Biosignatures for Earth-like Planets Around Other Stars

This research task is arguably the most interdisciplinary work performed by the VPL and concentrates on understanding the planet-star interaction, and the effects on a planet’s atmosphere and gaseous biosignatures, for parent stars of different spectral type. This year results from our coupled climate-chemical modeling of planets around M stars were published. We found that planets around quiescent and active M dwarfs with similar biogenic fluxes to the Earth’s may have larger amounts of atmospheric methane, nitrous oxide and methyl chloride than modern Earth, as a result of longer atmospheric lifetimes. This year, we completed a new coupled-climate chemistry model that models the atmospheric chemistry of a planet affected by time-dependent radiation from a stellar flare. We also performed a set of simulations for habitable, but uninhabited planets with different atmospheric CO2 abundances for stars of high UV flux to determine the possibility of false positive generation of large amounts of O2. We found that even for the best possible scenario for the production of abiotic O2, the O2 and O3 concentrations produced were extremely small, and unlikely to be detectable to the first generation of planet detection and characterization missions. We also found that in the MIR, CO2 dominated atmospheres may produce sufficiently strong features to allow the determination of the isotopic ratios of O in the atmosphere.

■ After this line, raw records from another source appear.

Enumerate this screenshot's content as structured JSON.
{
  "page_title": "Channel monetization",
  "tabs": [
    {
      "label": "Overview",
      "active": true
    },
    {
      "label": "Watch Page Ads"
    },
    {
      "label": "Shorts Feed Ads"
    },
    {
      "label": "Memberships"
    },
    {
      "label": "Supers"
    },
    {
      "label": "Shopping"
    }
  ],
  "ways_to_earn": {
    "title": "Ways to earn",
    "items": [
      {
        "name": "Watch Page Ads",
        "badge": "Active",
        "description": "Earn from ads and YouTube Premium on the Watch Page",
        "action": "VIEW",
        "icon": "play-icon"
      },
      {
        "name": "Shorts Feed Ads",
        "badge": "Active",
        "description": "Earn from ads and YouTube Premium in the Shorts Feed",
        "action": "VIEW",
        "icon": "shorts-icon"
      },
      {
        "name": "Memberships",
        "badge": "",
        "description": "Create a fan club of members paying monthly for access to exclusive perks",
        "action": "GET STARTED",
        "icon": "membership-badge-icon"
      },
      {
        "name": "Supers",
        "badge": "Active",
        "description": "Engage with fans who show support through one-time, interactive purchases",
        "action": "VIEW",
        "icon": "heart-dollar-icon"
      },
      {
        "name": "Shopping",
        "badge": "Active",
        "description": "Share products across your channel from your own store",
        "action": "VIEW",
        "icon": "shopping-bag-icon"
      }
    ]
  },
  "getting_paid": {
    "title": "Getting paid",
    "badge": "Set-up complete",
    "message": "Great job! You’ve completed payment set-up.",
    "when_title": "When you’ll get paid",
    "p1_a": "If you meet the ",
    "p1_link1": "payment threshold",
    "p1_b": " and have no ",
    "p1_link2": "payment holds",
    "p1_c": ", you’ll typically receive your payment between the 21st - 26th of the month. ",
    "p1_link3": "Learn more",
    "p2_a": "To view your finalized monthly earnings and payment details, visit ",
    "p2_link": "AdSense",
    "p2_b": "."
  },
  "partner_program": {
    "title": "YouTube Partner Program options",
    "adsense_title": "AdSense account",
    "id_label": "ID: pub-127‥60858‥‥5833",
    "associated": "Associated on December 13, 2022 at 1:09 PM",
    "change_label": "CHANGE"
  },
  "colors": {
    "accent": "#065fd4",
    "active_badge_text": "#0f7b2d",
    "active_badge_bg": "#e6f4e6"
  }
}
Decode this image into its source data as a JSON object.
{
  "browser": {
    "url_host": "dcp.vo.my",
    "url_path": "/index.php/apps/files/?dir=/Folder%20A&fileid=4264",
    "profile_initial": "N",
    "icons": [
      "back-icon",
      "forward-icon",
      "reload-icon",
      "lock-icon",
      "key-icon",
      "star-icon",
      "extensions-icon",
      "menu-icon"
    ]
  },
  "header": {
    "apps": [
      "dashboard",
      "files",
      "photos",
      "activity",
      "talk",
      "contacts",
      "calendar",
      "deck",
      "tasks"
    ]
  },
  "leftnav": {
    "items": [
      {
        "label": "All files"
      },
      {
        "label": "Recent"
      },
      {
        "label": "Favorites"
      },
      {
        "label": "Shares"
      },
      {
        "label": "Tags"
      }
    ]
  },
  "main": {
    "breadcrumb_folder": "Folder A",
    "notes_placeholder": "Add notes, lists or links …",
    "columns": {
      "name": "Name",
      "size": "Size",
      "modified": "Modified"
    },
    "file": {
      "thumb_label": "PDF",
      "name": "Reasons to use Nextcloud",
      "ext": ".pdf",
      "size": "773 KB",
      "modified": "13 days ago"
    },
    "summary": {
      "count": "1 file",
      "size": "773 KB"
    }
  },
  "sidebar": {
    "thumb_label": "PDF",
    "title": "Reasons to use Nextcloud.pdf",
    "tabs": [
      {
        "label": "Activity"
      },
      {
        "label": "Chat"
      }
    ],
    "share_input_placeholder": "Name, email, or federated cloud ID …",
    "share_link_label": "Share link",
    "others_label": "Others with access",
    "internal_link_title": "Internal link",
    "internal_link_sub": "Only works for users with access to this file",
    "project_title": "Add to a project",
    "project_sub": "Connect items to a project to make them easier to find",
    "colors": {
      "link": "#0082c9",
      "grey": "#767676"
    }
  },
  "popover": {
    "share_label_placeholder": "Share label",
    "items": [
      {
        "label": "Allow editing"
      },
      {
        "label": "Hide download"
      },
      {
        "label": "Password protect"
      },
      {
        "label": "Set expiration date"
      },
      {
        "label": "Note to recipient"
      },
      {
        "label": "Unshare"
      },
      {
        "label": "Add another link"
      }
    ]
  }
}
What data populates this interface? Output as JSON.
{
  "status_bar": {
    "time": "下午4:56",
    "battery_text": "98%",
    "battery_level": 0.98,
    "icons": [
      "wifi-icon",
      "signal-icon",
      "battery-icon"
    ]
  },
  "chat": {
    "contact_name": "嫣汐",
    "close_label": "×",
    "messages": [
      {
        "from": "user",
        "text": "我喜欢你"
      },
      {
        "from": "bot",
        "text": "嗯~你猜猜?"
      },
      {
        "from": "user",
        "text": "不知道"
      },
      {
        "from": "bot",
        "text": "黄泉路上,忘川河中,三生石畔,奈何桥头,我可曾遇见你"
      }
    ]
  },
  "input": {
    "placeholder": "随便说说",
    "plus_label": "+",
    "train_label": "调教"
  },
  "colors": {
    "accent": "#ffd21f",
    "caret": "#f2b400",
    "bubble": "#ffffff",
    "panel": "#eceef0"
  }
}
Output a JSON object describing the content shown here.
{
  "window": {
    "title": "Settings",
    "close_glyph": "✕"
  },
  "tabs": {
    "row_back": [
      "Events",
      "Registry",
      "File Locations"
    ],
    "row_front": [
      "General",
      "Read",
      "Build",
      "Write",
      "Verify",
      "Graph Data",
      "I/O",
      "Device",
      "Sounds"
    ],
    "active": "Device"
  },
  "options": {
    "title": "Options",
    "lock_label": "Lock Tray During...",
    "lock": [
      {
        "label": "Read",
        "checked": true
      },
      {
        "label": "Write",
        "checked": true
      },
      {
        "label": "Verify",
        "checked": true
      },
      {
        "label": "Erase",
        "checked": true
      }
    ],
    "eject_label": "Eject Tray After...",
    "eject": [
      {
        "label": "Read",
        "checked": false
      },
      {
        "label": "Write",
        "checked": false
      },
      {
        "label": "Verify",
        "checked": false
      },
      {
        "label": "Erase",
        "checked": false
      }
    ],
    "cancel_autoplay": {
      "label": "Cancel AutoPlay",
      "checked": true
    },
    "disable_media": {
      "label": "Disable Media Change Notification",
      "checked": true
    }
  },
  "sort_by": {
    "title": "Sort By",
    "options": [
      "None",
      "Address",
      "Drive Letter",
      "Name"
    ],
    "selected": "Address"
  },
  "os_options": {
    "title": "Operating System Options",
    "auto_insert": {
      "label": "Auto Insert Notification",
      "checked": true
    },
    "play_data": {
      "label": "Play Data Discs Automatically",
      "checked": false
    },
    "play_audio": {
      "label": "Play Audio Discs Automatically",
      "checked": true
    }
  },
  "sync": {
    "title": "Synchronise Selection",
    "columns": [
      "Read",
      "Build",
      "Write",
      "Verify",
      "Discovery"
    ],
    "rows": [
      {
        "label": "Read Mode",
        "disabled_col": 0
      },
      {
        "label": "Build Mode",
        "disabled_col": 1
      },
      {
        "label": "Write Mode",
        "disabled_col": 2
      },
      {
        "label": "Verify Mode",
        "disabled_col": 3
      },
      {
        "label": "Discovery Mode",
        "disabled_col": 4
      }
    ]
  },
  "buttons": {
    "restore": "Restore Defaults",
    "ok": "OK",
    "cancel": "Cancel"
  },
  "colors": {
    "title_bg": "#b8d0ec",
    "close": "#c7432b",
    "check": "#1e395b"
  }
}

The Detectability and Characteristics of Extrasolar Planets: Techniques and Observations

This task focuses on techniques and observations for detecting and characterizing extrasolar Jovian and terrestrial planets. This year, team members continued work on algorithms for planet signal extraction for TPF-I, techniques for detecting planets via analysis of circumstellar disk structure, found several new extrasolar planets, and explored the use of polarimetry for planet detection and characterization. This year VPL team members resolved an ambiguity in the location and orbital direction of the unseen planets around Vega, and performed high precision polarimetry of the Tau Boo hot Jupiter system, placing significant limits on the nature of the scatterers in that planet’s atmosphere.

VPL Education and Public Outreach

This year, VPL provided budget and scientists’ support to develop the “Design a Planet” module of the AstroVenture interactive website for middle school students. AstroVenture highlights NASA careers and astrobiology research in the areas of Astronomy, Geology, Biology and Atmospheric Sciences. Last October, Design A Planet was listed as Newsweek Magazine’s top website for the week, and in November, VPL scientists participated in an interactive webcast focused on this new site. VPL also subsidized the cost of offering 120 in-service teachers the opportunity to earn three graduate semester credits in an Internet-delivered Astrobiology for Teachers course where participants connect to their classes and interact with each other and the instructor.

In addition to supporting our more formal EPO elements, this year, VPL scientists continued to contribute organizational and scientific expertise at science forums, winter schools, workshops and university seminars that reached undergraduate and graduate audiences, and also developed and/or participated in 6 university courses that included astrobiological elements. VPL scientists also interacted with the media in magazine, newspaper and radio interviews and web events and articles.

...and Beyond

After 5 years of interaction, the NAI Virtual Planetary Laboratory Lead Team has forged interdisciplinary collaborations that will likely endure past our 5-year term, via regular meetings and continuation of our ongoing research efforts. For the remainder of this year, the team is focused on continued research, finalizing and documenting models and model products, and making them available to other members of the scientific community. As always, we welcome new collaborations, including those across disciplines and distances.